Exercise instructions: Pictures excluded, copy all of the data below exactly.

Segment Start: Provided data

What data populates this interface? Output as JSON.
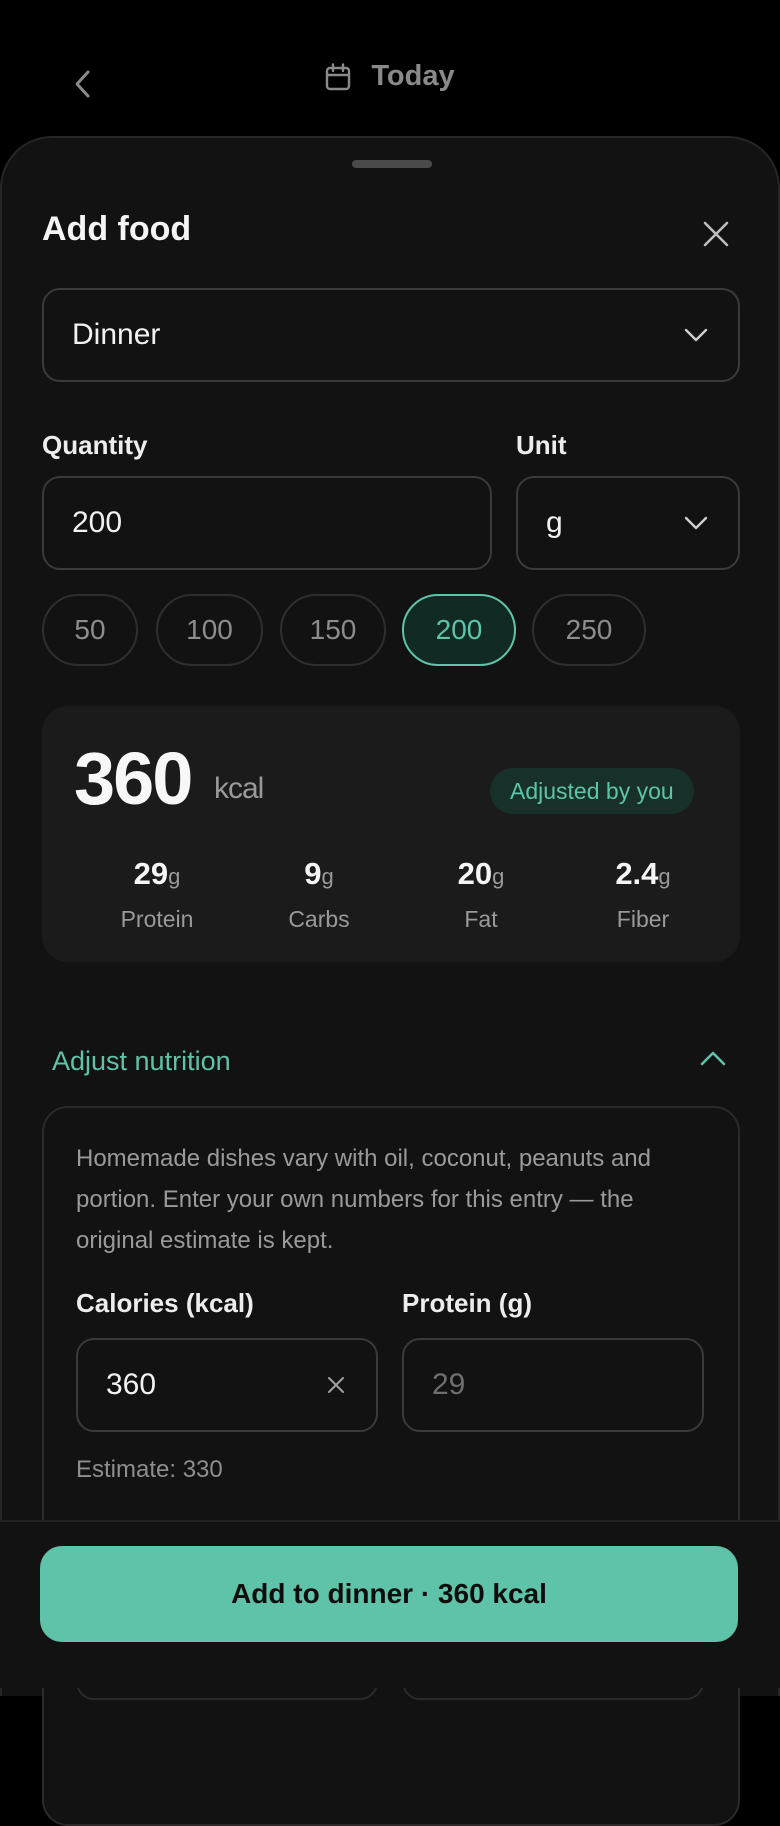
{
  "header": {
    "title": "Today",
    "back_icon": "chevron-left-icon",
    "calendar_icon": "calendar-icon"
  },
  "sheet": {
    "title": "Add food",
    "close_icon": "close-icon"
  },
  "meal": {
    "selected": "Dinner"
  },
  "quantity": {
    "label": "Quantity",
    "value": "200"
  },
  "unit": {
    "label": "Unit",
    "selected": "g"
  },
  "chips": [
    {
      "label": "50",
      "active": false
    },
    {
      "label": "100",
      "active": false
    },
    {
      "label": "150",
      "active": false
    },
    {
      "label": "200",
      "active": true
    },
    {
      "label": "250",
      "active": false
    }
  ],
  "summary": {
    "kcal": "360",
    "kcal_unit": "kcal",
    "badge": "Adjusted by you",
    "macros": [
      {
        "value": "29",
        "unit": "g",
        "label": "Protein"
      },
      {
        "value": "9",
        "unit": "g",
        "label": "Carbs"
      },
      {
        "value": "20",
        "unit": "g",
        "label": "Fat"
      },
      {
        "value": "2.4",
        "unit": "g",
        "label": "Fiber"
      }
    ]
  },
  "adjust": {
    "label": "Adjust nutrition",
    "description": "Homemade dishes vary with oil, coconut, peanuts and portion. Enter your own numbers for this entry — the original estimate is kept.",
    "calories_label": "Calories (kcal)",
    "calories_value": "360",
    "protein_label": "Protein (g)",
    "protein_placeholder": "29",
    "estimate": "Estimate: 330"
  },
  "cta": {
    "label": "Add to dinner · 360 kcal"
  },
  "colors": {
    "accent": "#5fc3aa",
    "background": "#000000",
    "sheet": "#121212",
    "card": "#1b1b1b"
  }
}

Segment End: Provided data

Answer box:
What data populates this interface? Output as JSON.
{
  "header": {
    "title": "Today",
    "back_icon": "chevron-left-icon",
    "calendar_icon": "calendar-icon"
  },
  "sheet": {
    "title": "Add food",
    "close_icon": "close-icon"
  },
  "meal": {
    "selected": "Dinner"
  },
  "quantity": {
    "label": "Quantity",
    "value": "200"
  },
  "unit": {
    "label": "Unit",
    "selected": "g"
  },
  "chips": [
    {
      "label": "50",
      "active": false
    },
    {
      "label": "100",
      "active": false
    },
    {
      "label": "150",
      "active": false
    },
    {
      "label": "200",
      "active": true
    },
    {
      "label": "250",
      "active": false
    }
  ],
  "summary": {
    "kcal": "360",
    "kcal_unit": "kcal",
    "badge": "Adjusted by you",
    "macros": [
      {
        "value": "29",
        "unit": "g",
        "label": "Protein"
      },
      {
        "value": "9",
        "unit": "g",
        "label": "Carbs"
      },
      {
        "value": "20",
        "unit": "g",
        "label": "Fat"
      },
      {
        "value": "2.4",
        "unit": "g",
        "label": "Fiber"
      }
    ]
  },
  "adjust": {
    "label": "Adjust nutrition",
    "description": "Homemade dishes vary with oil, coconut, peanuts and portion. Enter your own numbers for this entry — the original estimate is kept.",
    "calories_label": "Calories (kcal)",
    "calories_value": "360",
    "protein_label": "Protein (g)",
    "protein_placeholder": "29",
    "estimate": "Estimate: 330"
  },
  "cta": {
    "label": "Add to dinner · 360 kcal"
  },
  "colors": {
    "accent": "#5fc3aa",
    "background": "#000000",
    "sheet": "#121212",
    "card": "#1b1b1b"
  }
}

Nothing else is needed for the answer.